* [MATERIAL SHOWN]
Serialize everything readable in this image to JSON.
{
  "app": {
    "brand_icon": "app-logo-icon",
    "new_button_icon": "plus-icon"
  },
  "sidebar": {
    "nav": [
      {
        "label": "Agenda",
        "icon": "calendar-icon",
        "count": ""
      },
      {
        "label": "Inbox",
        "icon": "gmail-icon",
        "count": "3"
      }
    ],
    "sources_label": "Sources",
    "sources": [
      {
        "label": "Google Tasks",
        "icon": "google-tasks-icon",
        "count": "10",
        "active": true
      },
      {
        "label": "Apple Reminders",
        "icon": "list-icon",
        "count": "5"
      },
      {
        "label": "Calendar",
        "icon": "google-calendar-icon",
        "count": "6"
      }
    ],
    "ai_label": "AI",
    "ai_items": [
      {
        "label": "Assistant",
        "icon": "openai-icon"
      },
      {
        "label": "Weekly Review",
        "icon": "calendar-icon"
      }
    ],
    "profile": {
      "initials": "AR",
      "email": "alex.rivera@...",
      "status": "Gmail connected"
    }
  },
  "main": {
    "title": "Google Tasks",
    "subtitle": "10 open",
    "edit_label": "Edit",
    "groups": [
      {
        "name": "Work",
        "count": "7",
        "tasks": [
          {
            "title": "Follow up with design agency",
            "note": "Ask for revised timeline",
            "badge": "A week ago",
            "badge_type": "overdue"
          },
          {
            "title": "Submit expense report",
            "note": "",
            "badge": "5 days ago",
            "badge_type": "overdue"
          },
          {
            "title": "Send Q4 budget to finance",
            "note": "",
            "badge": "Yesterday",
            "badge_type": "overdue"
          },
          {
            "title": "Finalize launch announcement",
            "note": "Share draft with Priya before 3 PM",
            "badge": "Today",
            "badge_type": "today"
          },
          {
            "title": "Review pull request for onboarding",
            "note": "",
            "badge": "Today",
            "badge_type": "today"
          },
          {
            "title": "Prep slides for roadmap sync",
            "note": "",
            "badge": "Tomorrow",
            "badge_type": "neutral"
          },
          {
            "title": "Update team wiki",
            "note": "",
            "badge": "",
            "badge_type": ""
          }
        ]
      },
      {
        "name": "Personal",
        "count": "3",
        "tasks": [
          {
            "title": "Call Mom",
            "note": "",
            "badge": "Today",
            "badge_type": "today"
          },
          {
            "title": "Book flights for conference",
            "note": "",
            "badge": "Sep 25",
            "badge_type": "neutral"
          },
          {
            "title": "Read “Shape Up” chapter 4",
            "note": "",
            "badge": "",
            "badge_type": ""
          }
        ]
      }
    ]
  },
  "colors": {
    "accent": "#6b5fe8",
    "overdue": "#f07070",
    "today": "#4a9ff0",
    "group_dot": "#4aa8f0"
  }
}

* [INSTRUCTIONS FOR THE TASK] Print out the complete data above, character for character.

* [SOLUTION]
Serialize everything readable in this image to JSON.
{
  "app": {
    "brand_icon": "app-logo-icon",
    "new_button_icon": "plus-icon"
  },
  "sidebar": {
    "nav": [
      {
        "label": "Agenda",
        "icon": "calendar-icon",
        "count": ""
      },
      {
        "label": "Inbox",
        "icon": "gmail-icon",
        "count": "3"
      }
    ],
    "sources_label": "Sources",
    "sources": [
      {
        "label": "Google Tasks",
        "icon": "google-tasks-icon",
        "count": "10",
        "active": true
      },
      {
        "label": "Apple Reminders",
        "icon": "list-icon",
        "count": "5"
      },
      {
        "label": "Calendar",
        "icon": "google-calendar-icon",
        "count": "6"
      }
    ],
    "ai_label": "AI",
    "ai_items": [
      {
        "label": "Assistant",
        "icon": "openai-icon"
      },
      {
        "label": "Weekly Review",
        "icon": "calendar-icon"
      }
    ],
    "profile": {
      "initials": "AR",
      "email": "alex.rivera@...",
      "status": "Gmail connected"
    }
  },
  "main": {
    "title": "Google Tasks",
    "subtitle": "10 open",
    "edit_label": "Edit",
    "groups": [
      {
        "name": "Work",
        "count": "7",
        "tasks": [
          {
            "title": "Follow up with design agency",
            "note": "Ask for revised timeline",
            "badge": "A week ago",
            "badge_type": "overdue"
          },
          {
            "title": "Submit expense report",
            "note": "",
            "badge": "5 days ago",
            "badge_type": "overdue"
          },
          {
            "title": "Send Q4 budget to finance",
            "note": "",
            "badge": "Yesterday",
            "badge_type": "overdue"
          },
          {
            "title": "Finalize launch announcement",
            "note": "Share draft with Priya before 3 PM",
            "badge": "Today",
            "badge_type": "today"
          },
          {
            "title": "Review pull request for onboarding",
            "note": "",
            "badge": "Today",
            "badge_type": "today"
          },
          {
            "title": "Prep slides for roadmap sync",
            "note": "",
            "badge": "Tomorrow",
            "badge_type": "neutral"
          },
          {
            "title": "Update team wiki",
            "note": "",
            "badge": "",
            "badge_type": ""
          }
        ]
      },
      {
        "name": "Personal",
        "count": "3",
        "tasks": [
          {
            "title": "Call Mom",
            "note": "",
            "badge": "Today",
            "badge_type": "today"
          },
          {
            "title": "Book flights for conference",
            "note": "",
            "badge": "Sep 25",
            "badge_type": "neutral"
          },
          {
            "title": "Read “Shape Up” chapter 4",
            "note": "",
            "badge": "",
            "badge_type": ""
          }
        ]
      }
    ]
  },
  "colors": {
    "accent": "#6b5fe8",
    "overdue": "#f07070",
    "today": "#4a9ff0",
    "group_dot": "#4aa8f0"
  }
}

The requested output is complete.